Of course it is not my fault that I did not know what he declined to share with us, but that did not ease the pain of the sadness I felt for him. I knew American life wasn’t easy for him. But had I known more, I might have understood him better, and might have shared some of those memories with him and so mitigated their sting.

It still pains me that he carried all that inside him, and that he was left alone with it. As a child I did have just an inkling. I remember once he was going to go see a movie about the life of a young boy in German-occupied France. I wanted to go with him, to be with him. He refused to take me.

Guilt can be deceptive. Often what we experience in bereavement as guilt is not that at all. It is a disguised form of love, an intensified wish that we could have done more for our loved one, even given that person a life without pain; nothing would have been too much. Even if we understand the meaning of these guilt feelings, they can leave us with a lack of resolution.

At such moments it is good to recall that we and our loved ones are still bound in the bond of life. Having shared that eternal moment with my mother, I know that our love is not really lost. I can bring this awareness to my father as well, even years later. My connection to him exists in that same eternal moment. And in that moment his pain is resolved, and the love he gave and received has become his fulfilled reality.

One need not have worked in a hospice to know this. There are many kinds of love. Sometimes love is grasping and needy. But the love that comes from God is not self-interested. There is usually at least an element of that love in our love for those who are close to us. We can dwell on that love, not trying to grasp it with our minds but praying into it, to sense that the connection does not die. Nothing eternal dies.

Do we regret not having shown our loved ones enough love? In the bond of the eternal moment, they know how much we love them. Are there words we are sorry we left unspoken? The love that spans the worlds needs no words.

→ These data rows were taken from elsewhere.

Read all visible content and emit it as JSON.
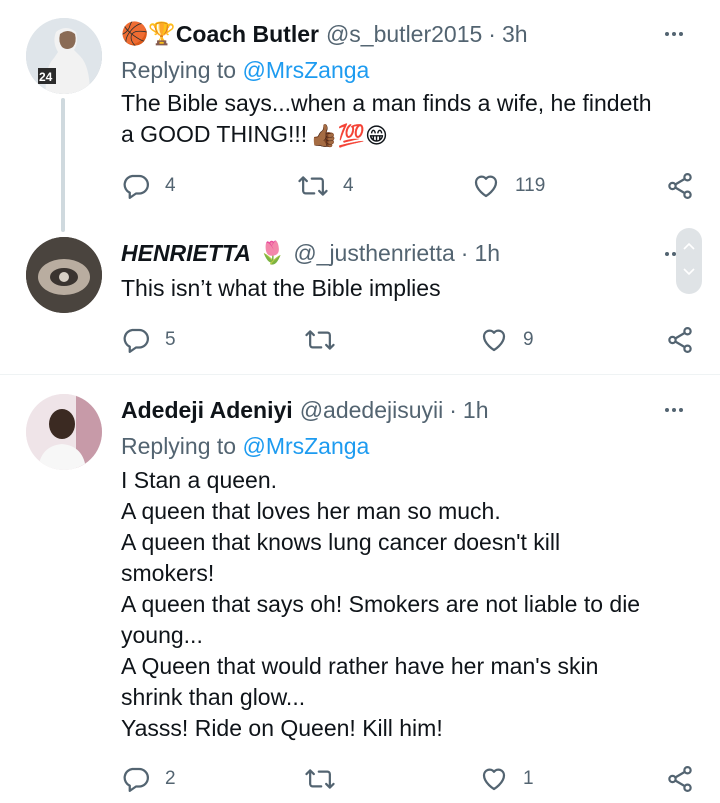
{
  "tweets": [
    {
      "badges": [
        "🏀",
        "🏆"
      ],
      "name": "Coach Butler",
      "handle": "@s_butler2015",
      "time": "3h",
      "reply_prefix": "Replying to",
      "reply_to": "@MrsZanga",
      "text_lines": [
        "The Bible says...when a man finds a wife, he findeth",
        "a GOOD THING!!!"
      ],
      "text_emojis": [
        "👍🏾",
        "💯",
        "😁"
      ],
      "replies": "4",
      "retweets": "4",
      "likes": "119"
    },
    {
      "name": "HENRIETTA",
      "name_emoji": "🌷",
      "handle": "@_justhenrietta",
      "time": "1h",
      "text_lines": [
        "This isn’t what the Bible implies"
      ],
      "replies": "5",
      "retweets": "",
      "likes": "9"
    },
    {
      "name": "Adedeji Adeniyi",
      "handle": "@adedejisuyii",
      "time": "1h",
      "reply_prefix": "Replying to",
      "reply_to": "@MrsZanga",
      "text_lines": [
        "I Stan a queen.",
        "A queen that loves her man so much.",
        "A queen that knows lung cancer doesn't kill",
        "smokers!",
        "A queen that says oh! Smokers are not liable to die",
        "young...",
        "A Queen that would rather have her man's skin",
        "shrink than glow...",
        "Yasss! Ride on Queen! Kill him!"
      ],
      "replies": "2",
      "retweets": "",
      "likes": "1"
    }
  ],
  "colors": {
    "text": "#0f1419",
    "secondary": "#536471",
    "link": "#1d9bf0",
    "thread_line": "#cfd9de"
  },
  "icons": {
    "reply": "reply-icon",
    "retweet": "retweet-icon",
    "like": "heart-icon",
    "share": "share-icon",
    "more": "more-icon"
  }
}
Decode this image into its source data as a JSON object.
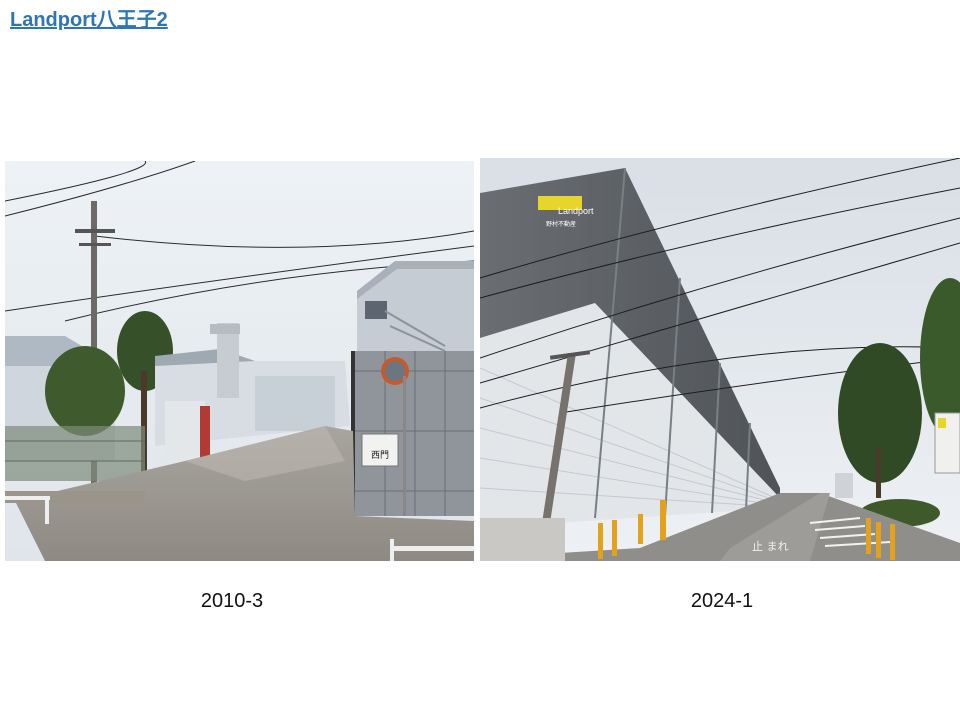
{
  "slide": {
    "title": "Landport八王子2",
    "photos": [
      {
        "caption": "2010-3",
        "signs": {
          "gate": "西門"
        }
      },
      {
        "caption": "2024-1",
        "signs": {
          "brand": "Landport",
          "company": "野村不動産",
          "road_marking": "止 まれ"
        }
      }
    ]
  },
  "colors": {
    "link": "#2e75b6",
    "sky": "#e9eef3",
    "warehouse_panel": "#e8eaec",
    "warehouse_top": "#5f6367",
    "logo_yellow": "#e8d52a"
  }
}
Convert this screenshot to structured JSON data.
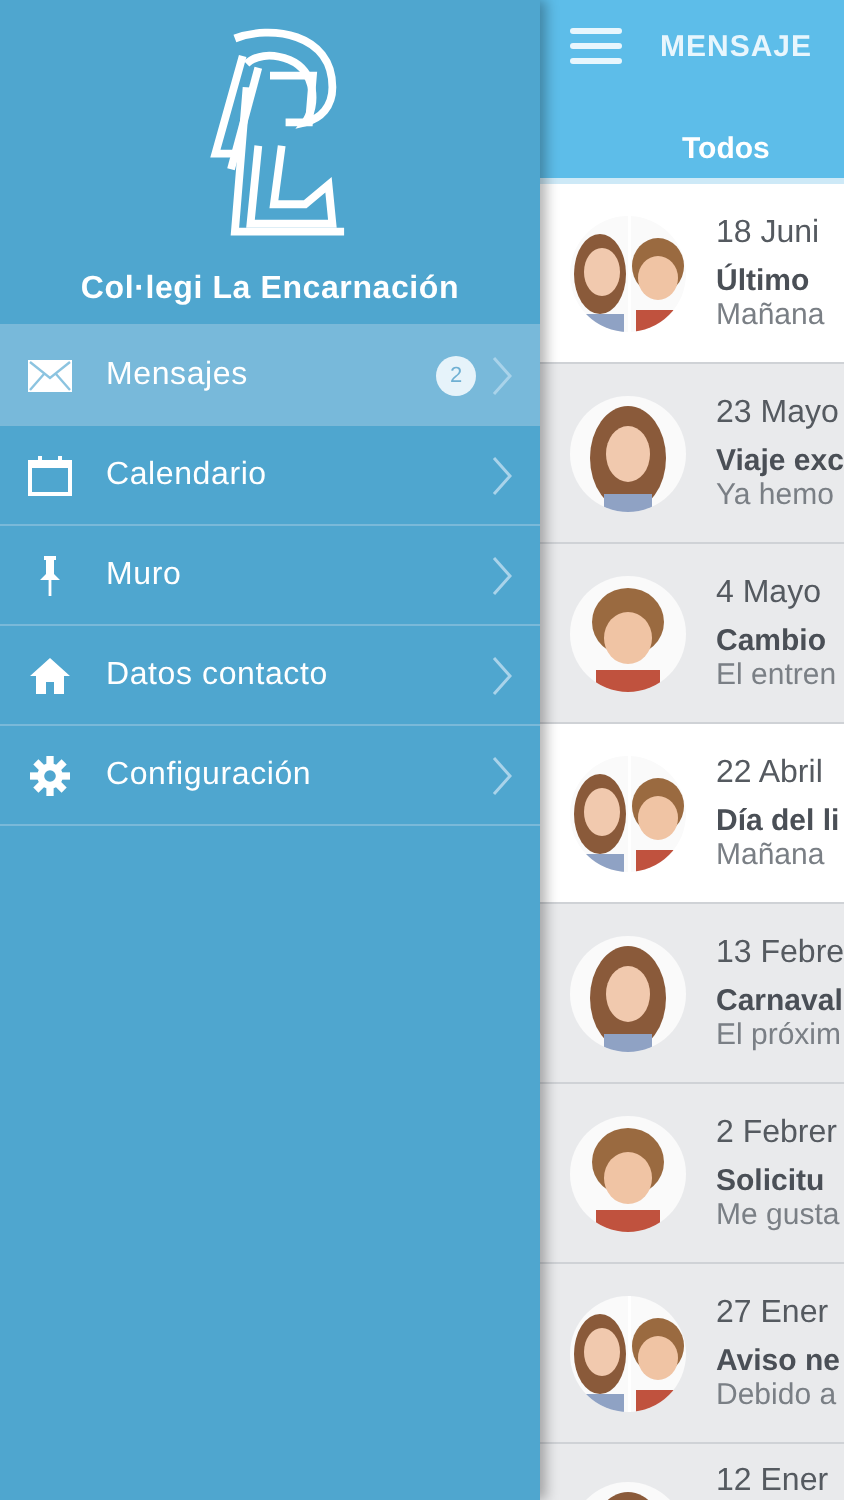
{
  "drawer": {
    "school_name": "Col·legi La Encarnación",
    "items": [
      {
        "label": "Mensajes",
        "badge": "2",
        "selected": true
      },
      {
        "label": "Calendario",
        "selected": false
      },
      {
        "label": "Muro",
        "selected": false
      },
      {
        "label": "Datos contacto",
        "selected": false
      },
      {
        "label": "Configuración",
        "selected": false
      }
    ]
  },
  "header": {
    "title": "MENSAJE",
    "tabs": [
      {
        "label": "Todos",
        "selected": true
      }
    ]
  },
  "messages": [
    {
      "date": "18 Juni",
      "title": "Último",
      "preview": "Mañana",
      "unread": true
    },
    {
      "date": "23 Mayo",
      "title": "Viaje exc",
      "preview": "Ya hemo",
      "unread": false
    },
    {
      "date": "4 Mayo",
      "title": "Cambio",
      "preview": "El entren",
      "unread": false
    },
    {
      "date": "22 Abril",
      "title": "Día del li",
      "preview": "Mañana",
      "unread": true
    },
    {
      "date": "13 Febre",
      "title": "Carnaval",
      "preview": "El próxim",
      "unread": false
    },
    {
      "date": "2 Febrer",
      "title": "Solicitu",
      "preview": "Me gusta",
      "unread": false
    },
    {
      "date": "27 Ener",
      "title": "Aviso ne",
      "preview": "Debido a",
      "unread": false
    },
    {
      "date": "12 Ener",
      "unread": false
    }
  ]
}
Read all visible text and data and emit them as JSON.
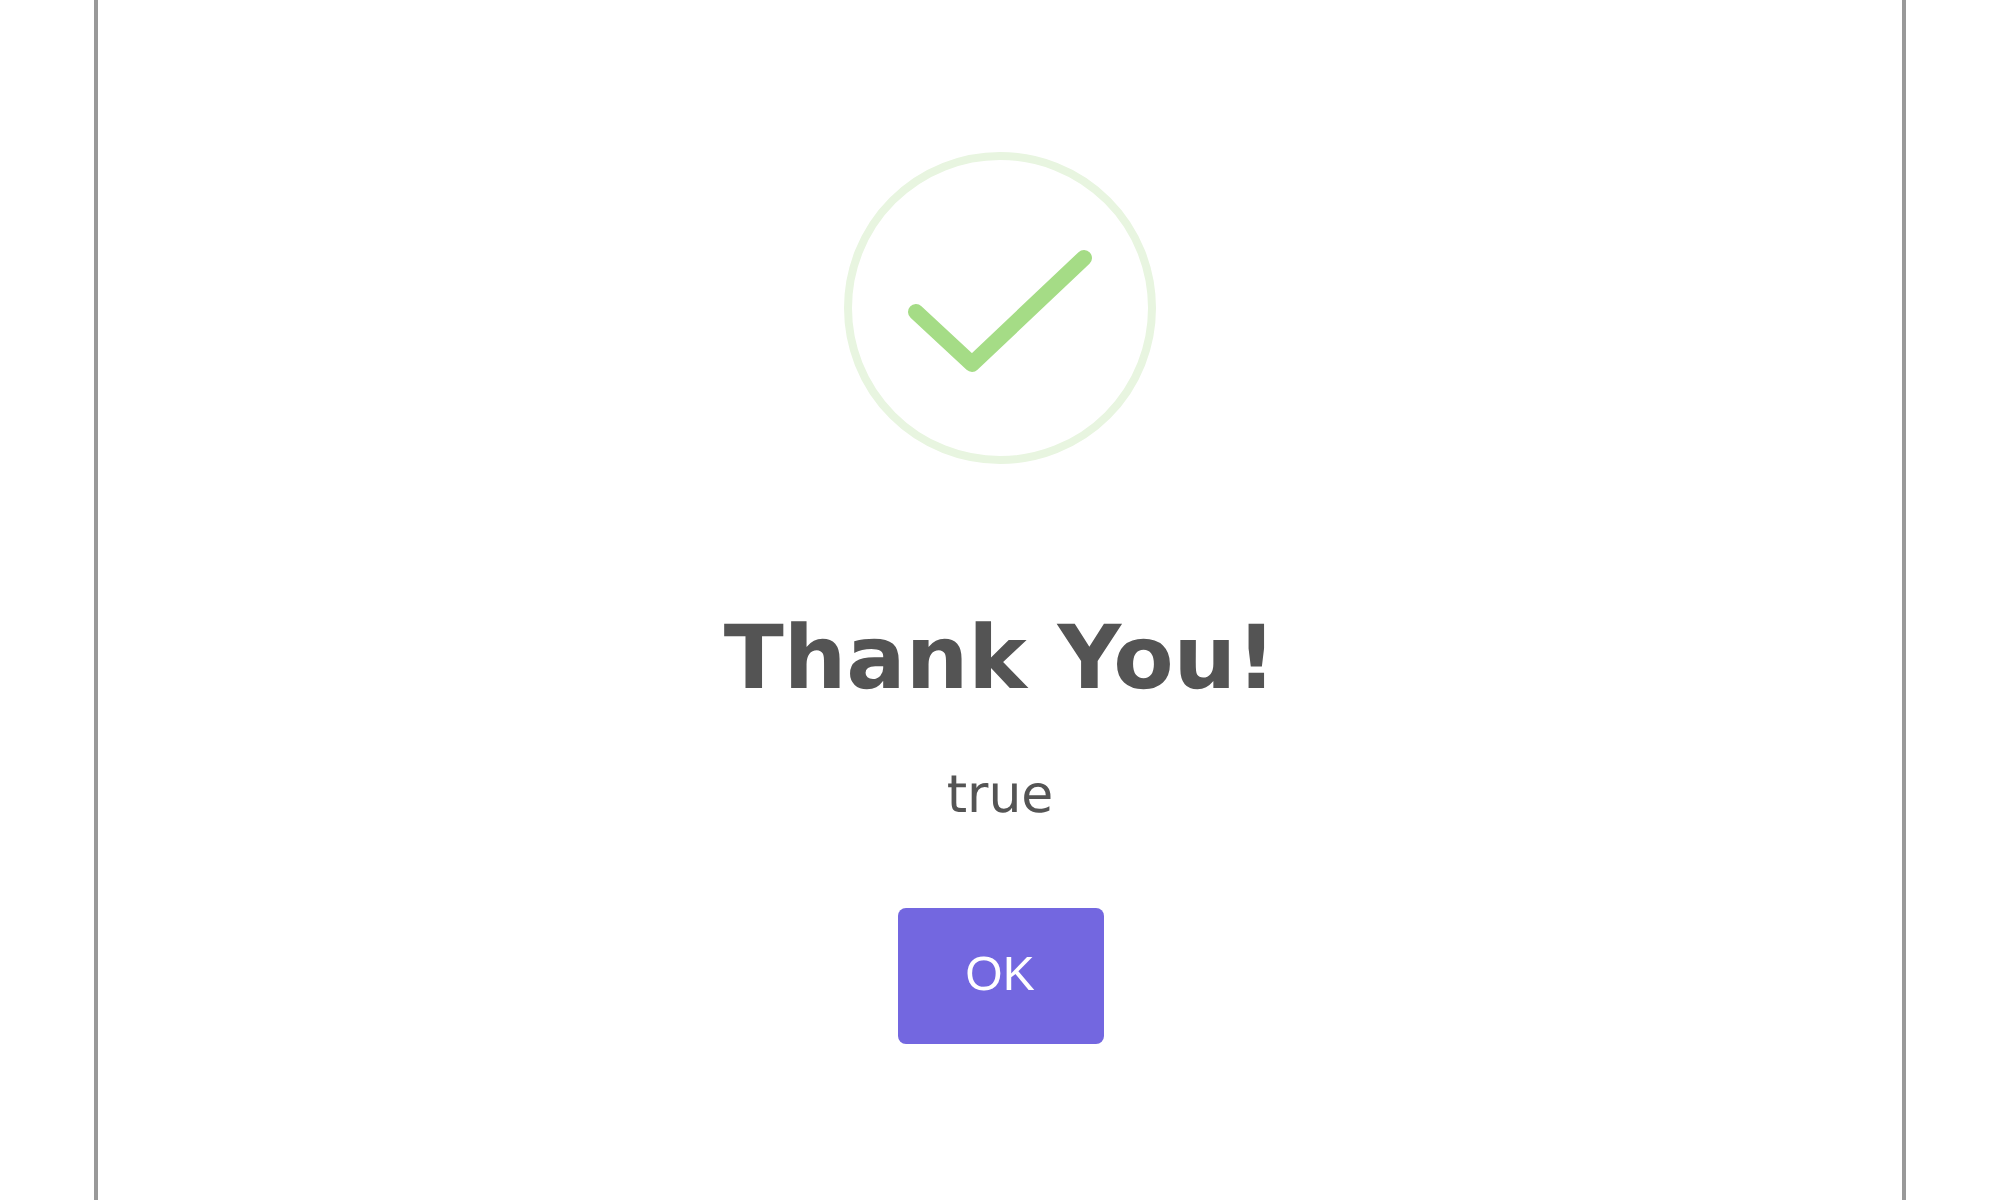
{
  "dialog": {
    "icon": {
      "kind": "success"
    },
    "title": "Thank You!",
    "message": "true",
    "buttons": [
      {
        "label": "OK"
      }
    ]
  }
}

In this sense prayer becomes a way of knowing. Prayer is the endeavor to enter into the awareness of eternal life. This kind of prayer does not ask for things or tell God what to do. It brings us through the contemplation of love, which is God’s nature, to the place where this life touches what is beyond this life. In this space we can honor the connection, finding healing of relationships past and the fixing of that which is broken. “Set me as a seal upon your heart, as a seal upon your arm; for love is strong as death” (Song of Songs 8:6). When through this contemplation we approach the sacred boundary, those whom we have lost become guides for us, and we participate in their new life.

January 2019